START Material shown

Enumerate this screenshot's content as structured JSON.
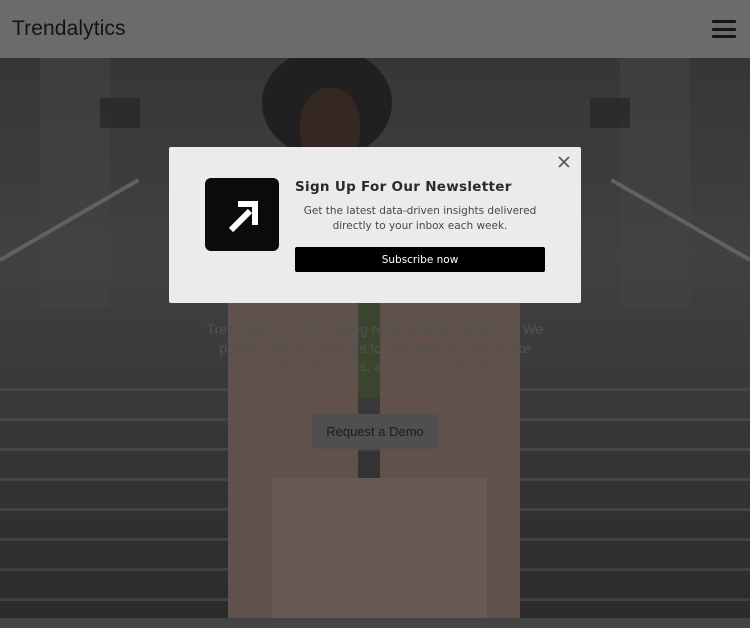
{
  "header": {
    "logo_text": "Trendalytics",
    "menu_icon": "hamburger-menu-icon"
  },
  "hero": {
    "description": "Trendalytics is the leading retail analytics platform. We partner with businesses to anticipate trends, make disruptive decisions, and drive profitability.",
    "demo_button_label": "Request a Demo"
  },
  "modal": {
    "title": "Sign Up For Our Newsletter",
    "description": "Get the latest data-driven insights delivered directly to your inbox each week.",
    "subscribe_button_label": "Subscribe now",
    "close_icon": "close-icon",
    "logo_icon": "arrow-up-right-logo-icon"
  },
  "colors": {
    "header_bg": "#6b6b6b",
    "modal_bg": "#ebebeb",
    "button_bg": "#000000",
    "logo_bg": "#0b0b0b"
  }
}
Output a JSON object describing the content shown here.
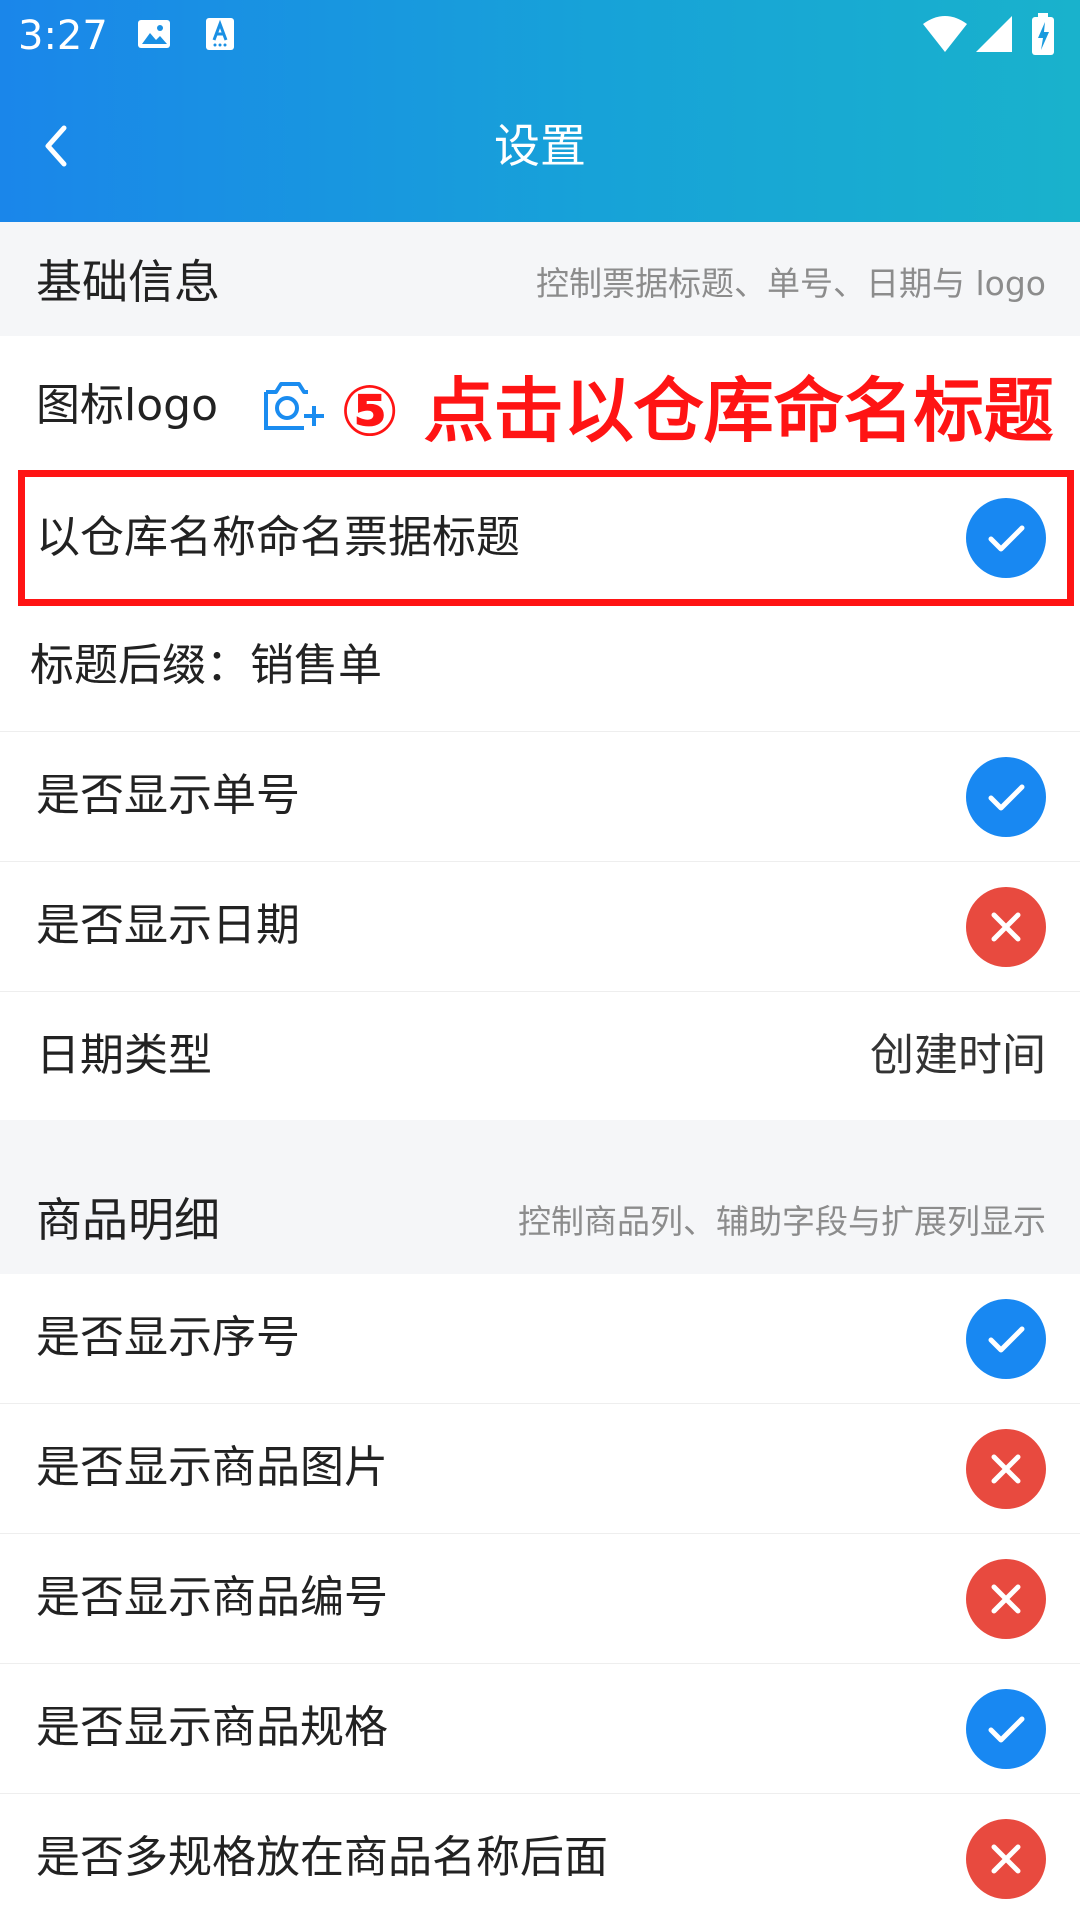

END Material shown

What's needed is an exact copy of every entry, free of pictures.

▶ **Written reply**:
Enumerate this screenshot's content as structured JSON.
{
  "header": {
    "logo_text": "Trendalytics",
    "menu_icon": "hamburger-menu-icon"
  },
  "hero": {
    "description": "Trendalytics is the leading retail analytics platform. We partner with businesses to anticipate trends, make disruptive decisions, and drive profitability.",
    "demo_button_label": "Request a Demo"
  },
  "modal": {
    "title": "Sign Up For Our Newsletter",
    "description": "Get the latest data-driven insights delivered directly to your inbox each week.",
    "subscribe_button_label": "Subscribe now",
    "close_icon": "close-icon",
    "logo_icon": "arrow-up-right-logo-icon"
  },
  "colors": {
    "header_bg": "#6b6b6b",
    "modal_bg": "#ebebeb",
    "button_bg": "#000000",
    "logo_bg": "#0b0b0b"
  }
}
Output a JSON object describing the content shown here.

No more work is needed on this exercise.